Without altering a single character, set down all of the data below.

- **INPUT FOR THIS TASK**
+-------+

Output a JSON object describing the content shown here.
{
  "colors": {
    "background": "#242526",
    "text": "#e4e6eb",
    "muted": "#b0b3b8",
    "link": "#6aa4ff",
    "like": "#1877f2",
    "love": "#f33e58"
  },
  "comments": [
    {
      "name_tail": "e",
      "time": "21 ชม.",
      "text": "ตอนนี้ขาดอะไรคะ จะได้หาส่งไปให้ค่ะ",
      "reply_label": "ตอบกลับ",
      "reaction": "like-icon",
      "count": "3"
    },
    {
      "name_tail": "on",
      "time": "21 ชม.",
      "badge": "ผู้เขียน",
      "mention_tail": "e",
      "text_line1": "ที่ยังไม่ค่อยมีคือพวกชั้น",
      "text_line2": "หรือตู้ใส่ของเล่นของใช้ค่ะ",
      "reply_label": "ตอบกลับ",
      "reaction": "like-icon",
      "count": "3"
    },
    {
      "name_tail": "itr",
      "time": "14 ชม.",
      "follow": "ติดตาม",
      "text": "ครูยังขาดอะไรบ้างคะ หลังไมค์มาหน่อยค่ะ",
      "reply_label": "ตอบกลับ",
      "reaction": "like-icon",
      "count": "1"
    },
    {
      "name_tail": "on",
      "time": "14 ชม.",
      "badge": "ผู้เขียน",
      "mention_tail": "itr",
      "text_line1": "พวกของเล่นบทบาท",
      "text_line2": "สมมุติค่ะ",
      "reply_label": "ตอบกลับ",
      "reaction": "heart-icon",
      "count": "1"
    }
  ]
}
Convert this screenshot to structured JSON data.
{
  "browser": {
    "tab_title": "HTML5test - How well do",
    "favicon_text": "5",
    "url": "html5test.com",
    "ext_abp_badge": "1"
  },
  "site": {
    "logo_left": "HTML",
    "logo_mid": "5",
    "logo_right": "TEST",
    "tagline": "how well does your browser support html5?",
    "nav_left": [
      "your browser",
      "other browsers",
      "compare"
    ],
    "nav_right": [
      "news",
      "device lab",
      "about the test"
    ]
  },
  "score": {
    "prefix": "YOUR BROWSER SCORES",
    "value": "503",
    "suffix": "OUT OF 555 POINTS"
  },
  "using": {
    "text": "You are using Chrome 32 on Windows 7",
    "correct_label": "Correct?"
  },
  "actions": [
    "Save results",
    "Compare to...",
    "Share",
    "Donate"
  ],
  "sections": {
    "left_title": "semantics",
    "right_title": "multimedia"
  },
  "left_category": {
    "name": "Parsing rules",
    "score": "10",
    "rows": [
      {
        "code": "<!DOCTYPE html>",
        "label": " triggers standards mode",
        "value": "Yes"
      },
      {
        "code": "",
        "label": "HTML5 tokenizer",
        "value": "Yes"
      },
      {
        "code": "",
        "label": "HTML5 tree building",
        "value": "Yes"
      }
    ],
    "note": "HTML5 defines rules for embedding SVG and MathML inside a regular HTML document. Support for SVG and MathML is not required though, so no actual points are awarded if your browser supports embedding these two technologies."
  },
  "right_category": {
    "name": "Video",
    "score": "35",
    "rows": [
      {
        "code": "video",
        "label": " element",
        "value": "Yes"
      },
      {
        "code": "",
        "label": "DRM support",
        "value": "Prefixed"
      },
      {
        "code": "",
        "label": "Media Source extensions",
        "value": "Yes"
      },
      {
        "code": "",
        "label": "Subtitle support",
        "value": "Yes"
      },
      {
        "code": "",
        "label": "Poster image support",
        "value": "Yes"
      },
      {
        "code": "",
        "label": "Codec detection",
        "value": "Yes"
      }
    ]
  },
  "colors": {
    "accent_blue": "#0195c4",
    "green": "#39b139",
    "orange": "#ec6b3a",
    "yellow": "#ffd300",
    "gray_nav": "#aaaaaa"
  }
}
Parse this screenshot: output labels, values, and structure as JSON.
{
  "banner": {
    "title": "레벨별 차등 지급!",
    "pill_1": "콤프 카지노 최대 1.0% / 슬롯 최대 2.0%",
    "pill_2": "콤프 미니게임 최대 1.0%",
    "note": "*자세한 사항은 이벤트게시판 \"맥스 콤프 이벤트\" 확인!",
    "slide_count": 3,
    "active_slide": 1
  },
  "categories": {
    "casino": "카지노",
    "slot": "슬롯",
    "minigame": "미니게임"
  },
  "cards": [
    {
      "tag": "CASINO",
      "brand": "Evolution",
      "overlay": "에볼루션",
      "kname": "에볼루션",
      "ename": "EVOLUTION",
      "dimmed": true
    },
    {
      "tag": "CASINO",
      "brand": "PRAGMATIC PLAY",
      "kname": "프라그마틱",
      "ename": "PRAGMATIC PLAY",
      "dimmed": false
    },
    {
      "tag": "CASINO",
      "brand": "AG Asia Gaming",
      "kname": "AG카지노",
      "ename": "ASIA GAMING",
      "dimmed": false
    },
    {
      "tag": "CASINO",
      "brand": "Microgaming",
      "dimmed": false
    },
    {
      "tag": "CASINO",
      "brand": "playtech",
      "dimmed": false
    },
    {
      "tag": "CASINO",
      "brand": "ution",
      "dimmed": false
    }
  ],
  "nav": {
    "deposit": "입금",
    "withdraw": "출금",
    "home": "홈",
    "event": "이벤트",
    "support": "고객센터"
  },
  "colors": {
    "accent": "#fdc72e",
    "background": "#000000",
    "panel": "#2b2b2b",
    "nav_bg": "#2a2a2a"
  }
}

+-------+

- **RESPONSE TO THE EXERCISE**
Output a JSON object describing the content shown here.
{
  "colors": {
    "background": "#242526",
    "text": "#e4e6eb",
    "muted": "#b0b3b8",
    "link": "#6aa4ff",
    "like": "#1877f2",
    "love": "#f33e58"
  },
  "comments": [
    {
      "name_tail": "e",
      "time": "21 ชม.",
      "text": "ตอนนี้ขาดอะไรคะ จะได้หาส่งไปให้ค่ะ",
      "reply_label": "ตอบกลับ",
      "reaction": "like-icon",
      "count": "3"
    },
    {
      "name_tail": "on",
      "time": "21 ชม.",
      "badge": "ผู้เขียน",
      "mention_tail": "e",
      "text_line1": "ที่ยังไม่ค่อยมีคือพวกชั้น",
      "text_line2": "หรือตู้ใส่ของเล่นของใช้ค่ะ",
      "reply_label": "ตอบกลับ",
      "reaction": "like-icon",
      "count": "3"
    },
    {
      "name_tail": "itr",
      "time": "14 ชม.",
      "follow": "ติดตาม",
      "text": "ครูยังขาดอะไรบ้างคะ หลังไมค์มาหน่อยค่ะ",
      "reply_label": "ตอบกลับ",
      "reaction": "like-icon",
      "count": "1"
    },
    {
      "name_tail": "on",
      "time": "14 ชม.",
      "badge": "ผู้เขียน",
      "mention_tail": "itr",
      "text_line1": "พวกของเล่นบทบาท",
      "text_line2": "สมมุติค่ะ",
      "reply_label": "ตอบกลับ",
      "reaction": "heart-icon",
      "count": "1"
    }
  ]
}
Convert this screenshot to structured JSON data.
{
  "browser": {
    "tab_title": "HTML5test - How well do",
    "favicon_text": "5",
    "url": "html5test.com",
    "ext_abp_badge": "1"
  },
  "site": {
    "logo_left": "HTML",
    "logo_mid": "5",
    "logo_right": "TEST",
    "tagline": "how well does your browser support html5?",
    "nav_left": [
      "your browser",
      "other browsers",
      "compare"
    ],
    "nav_right": [
      "news",
      "device lab",
      "about the test"
    ]
  },
  "score": {
    "prefix": "YOUR BROWSER SCORES",
    "value": "503",
    "suffix": "OUT OF 555 POINTS"
  },
  "using": {
    "text": "You are using Chrome 32 on Windows 7",
    "correct_label": "Correct?"
  },
  "actions": [
    "Save results",
    "Compare to...",
    "Share",
    "Donate"
  ],
  "sections": {
    "left_title": "semantics",
    "right_title": "multimedia"
  },
  "left_category": {
    "name": "Parsing rules",
    "score": "10",
    "rows": [
      {
        "code": "<!DOCTYPE html>",
        "label": " triggers standards mode",
        "value": "Yes"
      },
      {
        "code": "",
        "label": "HTML5 tokenizer",
        "value": "Yes"
      },
      {
        "code": "",
        "label": "HTML5 tree building",
        "value": "Yes"
      }
    ],
    "note": "HTML5 defines rules for embedding SVG and MathML inside a regular HTML document. Support for SVG and MathML is not required though, so no actual points are awarded if your browser supports embedding these two technologies."
  },
  "right_category": {
    "name": "Video",
    "score": "35",
    "rows": [
      {
        "code": "video",
        "label": " element",
        "value": "Yes"
      },
      {
        "code": "",
        "label": "DRM support",
        "value": "Prefixed"
      },
      {
        "code": "",
        "label": "Media Source extensions",
        "value": "Yes"
      },
      {
        "code": "",
        "label": "Subtitle support",
        "value": "Yes"
      },
      {
        "code": "",
        "label": "Poster image support",
        "value": "Yes"
      },
      {
        "code": "",
        "label": "Codec detection",
        "value": "Yes"
      }
    ]
  },
  "colors": {
    "accent_blue": "#0195c4",
    "green": "#39b139",
    "orange": "#ec6b3a",
    "yellow": "#ffd300",
    "gray_nav": "#aaaaaa"
  }
}
Parse this screenshot: output labels, values, and structure as JSON.
{
  "banner": {
    "title": "레벨별 차등 지급!",
    "pill_1": "콤프 카지노 최대 1.0% / 슬롯 최대 2.0%",
    "pill_2": "콤프 미니게임 최대 1.0%",
    "note": "*자세한 사항은 이벤트게시판 \"맥스 콤프 이벤트\" 확인!",
    "slide_count": 3,
    "active_slide": 1
  },
  "categories": {
    "casino": "카지노",
    "slot": "슬롯",
    "minigame": "미니게임"
  },
  "cards": [
    {
      "tag": "CASINO",
      "brand": "Evolution",
      "overlay": "에볼루션",
      "kname": "에볼루션",
      "ename": "EVOLUTION",
      "dimmed": true
    },
    {
      "tag": "CASINO",
      "brand": "PRAGMATIC PLAY",
      "kname": "프라그마틱",
      "ename": "PRAGMATIC PLAY",
      "dimmed": false
    },
    {
      "tag": "CASINO",
      "brand": "AG Asia Gaming",
      "kname": "AG카지노",
      "ename": "ASIA GAMING",
      "dimmed": false
    },
    {
      "tag": "CASINO",
      "brand": "Microgaming",
      "dimmed": false
    },
    {
      "tag": "CASINO",
      "brand": "playtech",
      "dimmed": false
    },
    {
      "tag": "CASINO",
      "brand": "ution",
      "dimmed": false
    }
  ],
  "nav": {
    "deposit": "입금",
    "withdraw": "출금",
    "home": "홈",
    "event": "이벤트",
    "support": "고객센터"
  },
  "colors": {
    "accent": "#fdc72e",
    "background": "#000000",
    "panel": "#2b2b2b",
    "nav_bg": "#2a2a2a"
  }
}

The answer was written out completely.